▸ **Action item**: Which of the lines in the data mention the string "Enter"? List them all.

▸ **Stored dataset items**:

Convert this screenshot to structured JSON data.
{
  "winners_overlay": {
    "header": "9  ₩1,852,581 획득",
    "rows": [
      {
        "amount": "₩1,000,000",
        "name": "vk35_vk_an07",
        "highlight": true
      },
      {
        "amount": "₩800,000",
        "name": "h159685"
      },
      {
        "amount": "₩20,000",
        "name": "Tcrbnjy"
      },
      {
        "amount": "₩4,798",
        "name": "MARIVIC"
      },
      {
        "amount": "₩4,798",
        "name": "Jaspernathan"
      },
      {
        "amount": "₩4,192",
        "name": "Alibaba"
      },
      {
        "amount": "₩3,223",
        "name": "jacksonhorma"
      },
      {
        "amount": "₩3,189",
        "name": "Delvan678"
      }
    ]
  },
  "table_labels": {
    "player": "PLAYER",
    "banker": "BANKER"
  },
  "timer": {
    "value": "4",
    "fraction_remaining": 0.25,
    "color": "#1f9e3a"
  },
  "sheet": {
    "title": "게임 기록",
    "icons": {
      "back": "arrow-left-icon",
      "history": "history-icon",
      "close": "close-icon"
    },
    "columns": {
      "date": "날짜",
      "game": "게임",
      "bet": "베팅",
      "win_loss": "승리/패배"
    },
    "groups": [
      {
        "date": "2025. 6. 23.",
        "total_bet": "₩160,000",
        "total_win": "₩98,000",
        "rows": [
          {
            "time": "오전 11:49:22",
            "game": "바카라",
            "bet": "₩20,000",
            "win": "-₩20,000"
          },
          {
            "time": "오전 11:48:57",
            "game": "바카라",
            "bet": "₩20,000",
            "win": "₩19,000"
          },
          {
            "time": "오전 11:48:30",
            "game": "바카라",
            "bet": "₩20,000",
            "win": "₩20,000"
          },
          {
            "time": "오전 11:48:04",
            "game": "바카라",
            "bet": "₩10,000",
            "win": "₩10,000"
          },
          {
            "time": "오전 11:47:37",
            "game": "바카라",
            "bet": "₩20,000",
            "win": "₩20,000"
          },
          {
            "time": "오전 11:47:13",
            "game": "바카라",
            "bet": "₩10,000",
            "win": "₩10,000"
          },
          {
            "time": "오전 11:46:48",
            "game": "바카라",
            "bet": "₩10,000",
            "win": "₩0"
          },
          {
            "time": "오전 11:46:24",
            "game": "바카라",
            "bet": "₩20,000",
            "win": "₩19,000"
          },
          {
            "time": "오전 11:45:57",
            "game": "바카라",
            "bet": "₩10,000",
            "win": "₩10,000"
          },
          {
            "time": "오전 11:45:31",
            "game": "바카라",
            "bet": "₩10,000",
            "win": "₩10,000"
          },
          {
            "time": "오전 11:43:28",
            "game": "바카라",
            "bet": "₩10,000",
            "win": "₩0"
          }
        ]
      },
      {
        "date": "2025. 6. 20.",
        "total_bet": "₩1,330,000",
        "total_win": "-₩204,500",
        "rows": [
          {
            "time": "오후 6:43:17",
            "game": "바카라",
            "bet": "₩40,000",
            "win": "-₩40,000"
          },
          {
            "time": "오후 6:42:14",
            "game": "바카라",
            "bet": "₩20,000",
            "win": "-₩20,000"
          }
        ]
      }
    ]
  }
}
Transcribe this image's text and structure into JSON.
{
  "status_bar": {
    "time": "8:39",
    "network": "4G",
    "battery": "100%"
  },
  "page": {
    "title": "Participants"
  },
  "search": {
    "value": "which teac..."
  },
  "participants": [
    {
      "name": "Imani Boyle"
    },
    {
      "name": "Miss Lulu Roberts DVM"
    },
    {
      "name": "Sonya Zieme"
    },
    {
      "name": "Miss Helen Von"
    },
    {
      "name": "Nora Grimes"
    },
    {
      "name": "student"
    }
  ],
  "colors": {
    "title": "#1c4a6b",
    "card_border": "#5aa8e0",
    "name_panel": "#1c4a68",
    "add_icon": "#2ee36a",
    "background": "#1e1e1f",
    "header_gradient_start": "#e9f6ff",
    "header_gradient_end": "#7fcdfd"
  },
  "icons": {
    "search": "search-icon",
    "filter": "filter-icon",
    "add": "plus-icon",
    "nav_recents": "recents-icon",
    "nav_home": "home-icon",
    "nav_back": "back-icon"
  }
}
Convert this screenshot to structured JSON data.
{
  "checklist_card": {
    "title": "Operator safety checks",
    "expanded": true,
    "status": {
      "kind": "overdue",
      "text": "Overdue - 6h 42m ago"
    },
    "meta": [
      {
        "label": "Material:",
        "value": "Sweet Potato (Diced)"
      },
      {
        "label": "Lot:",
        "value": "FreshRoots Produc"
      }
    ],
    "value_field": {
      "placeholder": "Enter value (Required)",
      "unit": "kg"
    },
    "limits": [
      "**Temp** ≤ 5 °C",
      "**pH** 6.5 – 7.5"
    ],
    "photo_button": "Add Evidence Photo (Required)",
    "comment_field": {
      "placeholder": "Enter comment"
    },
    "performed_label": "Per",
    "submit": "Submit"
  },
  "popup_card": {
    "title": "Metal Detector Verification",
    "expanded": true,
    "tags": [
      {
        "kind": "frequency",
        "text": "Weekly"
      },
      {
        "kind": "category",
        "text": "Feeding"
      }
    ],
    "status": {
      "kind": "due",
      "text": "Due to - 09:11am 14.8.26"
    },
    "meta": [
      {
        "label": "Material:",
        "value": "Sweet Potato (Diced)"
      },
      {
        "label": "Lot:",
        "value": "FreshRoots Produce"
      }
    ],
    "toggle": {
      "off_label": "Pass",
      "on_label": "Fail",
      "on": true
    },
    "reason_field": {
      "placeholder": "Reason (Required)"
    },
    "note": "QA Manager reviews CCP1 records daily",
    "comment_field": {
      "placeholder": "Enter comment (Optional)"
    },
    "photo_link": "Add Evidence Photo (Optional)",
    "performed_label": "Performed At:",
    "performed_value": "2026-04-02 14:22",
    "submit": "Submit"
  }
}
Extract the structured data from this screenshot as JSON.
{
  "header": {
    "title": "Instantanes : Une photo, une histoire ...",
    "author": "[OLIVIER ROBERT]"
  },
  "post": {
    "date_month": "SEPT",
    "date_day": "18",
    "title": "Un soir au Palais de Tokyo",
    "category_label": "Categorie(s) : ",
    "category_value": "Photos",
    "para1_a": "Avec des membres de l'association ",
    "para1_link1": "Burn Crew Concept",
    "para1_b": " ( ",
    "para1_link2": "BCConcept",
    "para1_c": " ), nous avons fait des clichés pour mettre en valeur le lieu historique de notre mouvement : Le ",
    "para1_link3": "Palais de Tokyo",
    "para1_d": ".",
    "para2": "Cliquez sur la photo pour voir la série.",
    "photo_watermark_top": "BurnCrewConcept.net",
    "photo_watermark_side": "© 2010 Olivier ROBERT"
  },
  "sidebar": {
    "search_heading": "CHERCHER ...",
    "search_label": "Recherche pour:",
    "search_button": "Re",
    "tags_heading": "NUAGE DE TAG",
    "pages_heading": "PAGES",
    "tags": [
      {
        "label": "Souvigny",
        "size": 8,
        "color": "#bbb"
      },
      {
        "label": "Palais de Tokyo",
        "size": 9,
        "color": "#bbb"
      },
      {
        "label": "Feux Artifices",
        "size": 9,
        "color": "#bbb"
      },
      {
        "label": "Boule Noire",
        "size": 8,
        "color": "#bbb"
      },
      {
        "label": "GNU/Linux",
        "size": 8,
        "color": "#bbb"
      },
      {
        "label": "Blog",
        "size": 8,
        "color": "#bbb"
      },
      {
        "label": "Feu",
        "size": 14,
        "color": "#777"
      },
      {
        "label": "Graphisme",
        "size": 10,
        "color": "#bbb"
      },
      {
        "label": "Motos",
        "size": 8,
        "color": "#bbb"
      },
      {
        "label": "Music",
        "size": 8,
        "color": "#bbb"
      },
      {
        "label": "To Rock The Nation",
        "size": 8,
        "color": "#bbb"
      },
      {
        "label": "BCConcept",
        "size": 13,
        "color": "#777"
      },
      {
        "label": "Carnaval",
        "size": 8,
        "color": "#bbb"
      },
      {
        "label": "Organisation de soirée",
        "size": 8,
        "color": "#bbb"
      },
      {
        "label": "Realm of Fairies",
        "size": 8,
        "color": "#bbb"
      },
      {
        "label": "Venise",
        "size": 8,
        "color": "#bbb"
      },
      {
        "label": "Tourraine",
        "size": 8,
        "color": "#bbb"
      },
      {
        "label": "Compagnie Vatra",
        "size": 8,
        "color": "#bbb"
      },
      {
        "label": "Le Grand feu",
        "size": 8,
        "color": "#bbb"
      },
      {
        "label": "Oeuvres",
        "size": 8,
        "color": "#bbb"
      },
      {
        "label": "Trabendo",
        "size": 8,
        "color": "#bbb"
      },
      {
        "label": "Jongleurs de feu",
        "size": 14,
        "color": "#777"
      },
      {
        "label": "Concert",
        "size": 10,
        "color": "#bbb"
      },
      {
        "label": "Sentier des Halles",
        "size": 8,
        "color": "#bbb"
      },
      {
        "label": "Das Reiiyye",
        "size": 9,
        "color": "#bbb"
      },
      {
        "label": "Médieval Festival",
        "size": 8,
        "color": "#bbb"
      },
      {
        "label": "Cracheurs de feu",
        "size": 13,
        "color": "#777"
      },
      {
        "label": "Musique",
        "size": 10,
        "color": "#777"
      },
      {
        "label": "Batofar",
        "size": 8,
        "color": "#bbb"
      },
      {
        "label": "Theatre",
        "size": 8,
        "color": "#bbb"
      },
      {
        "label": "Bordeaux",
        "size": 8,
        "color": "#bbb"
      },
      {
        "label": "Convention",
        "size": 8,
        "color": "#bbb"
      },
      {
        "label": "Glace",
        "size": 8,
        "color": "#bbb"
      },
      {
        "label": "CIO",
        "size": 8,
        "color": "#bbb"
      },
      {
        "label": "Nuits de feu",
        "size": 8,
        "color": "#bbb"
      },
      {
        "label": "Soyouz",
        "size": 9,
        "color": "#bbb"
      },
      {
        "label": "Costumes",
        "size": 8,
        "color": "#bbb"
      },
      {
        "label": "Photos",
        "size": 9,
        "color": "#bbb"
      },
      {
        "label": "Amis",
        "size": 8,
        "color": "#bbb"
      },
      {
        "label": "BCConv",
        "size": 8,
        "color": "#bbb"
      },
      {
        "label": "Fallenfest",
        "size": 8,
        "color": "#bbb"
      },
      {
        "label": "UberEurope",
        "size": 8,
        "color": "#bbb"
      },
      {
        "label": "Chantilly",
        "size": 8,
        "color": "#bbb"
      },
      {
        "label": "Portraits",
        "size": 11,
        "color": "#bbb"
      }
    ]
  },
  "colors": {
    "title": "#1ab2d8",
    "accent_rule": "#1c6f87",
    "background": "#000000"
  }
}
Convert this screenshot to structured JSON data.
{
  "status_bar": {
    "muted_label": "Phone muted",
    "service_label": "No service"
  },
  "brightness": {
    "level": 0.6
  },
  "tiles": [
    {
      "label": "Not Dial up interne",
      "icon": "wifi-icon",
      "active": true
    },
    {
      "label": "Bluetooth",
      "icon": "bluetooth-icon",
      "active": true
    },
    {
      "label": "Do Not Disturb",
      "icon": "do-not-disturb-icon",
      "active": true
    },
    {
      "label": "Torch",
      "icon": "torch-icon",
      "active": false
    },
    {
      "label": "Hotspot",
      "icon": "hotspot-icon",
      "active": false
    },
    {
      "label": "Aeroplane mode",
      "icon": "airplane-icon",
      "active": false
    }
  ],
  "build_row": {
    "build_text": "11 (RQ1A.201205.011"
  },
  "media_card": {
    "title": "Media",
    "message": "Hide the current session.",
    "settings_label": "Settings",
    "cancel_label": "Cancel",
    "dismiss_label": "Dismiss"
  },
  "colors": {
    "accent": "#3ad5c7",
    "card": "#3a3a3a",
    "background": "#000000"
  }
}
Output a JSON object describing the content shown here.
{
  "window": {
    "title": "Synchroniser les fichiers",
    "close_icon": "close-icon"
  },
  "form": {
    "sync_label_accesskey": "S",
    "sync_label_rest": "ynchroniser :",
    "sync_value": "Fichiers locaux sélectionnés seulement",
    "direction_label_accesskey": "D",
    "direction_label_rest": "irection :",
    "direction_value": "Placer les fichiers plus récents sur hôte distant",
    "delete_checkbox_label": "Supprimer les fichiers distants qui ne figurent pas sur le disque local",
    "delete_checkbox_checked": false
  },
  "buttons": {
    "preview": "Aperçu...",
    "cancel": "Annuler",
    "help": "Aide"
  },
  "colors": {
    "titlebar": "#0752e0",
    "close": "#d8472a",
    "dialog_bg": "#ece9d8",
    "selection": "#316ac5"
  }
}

▸ **Written response**:
      "placeholder": "Enter value (Required)",
      "placeholder": "Enter comment"
      "placeholder": "Enter comment (Optional)"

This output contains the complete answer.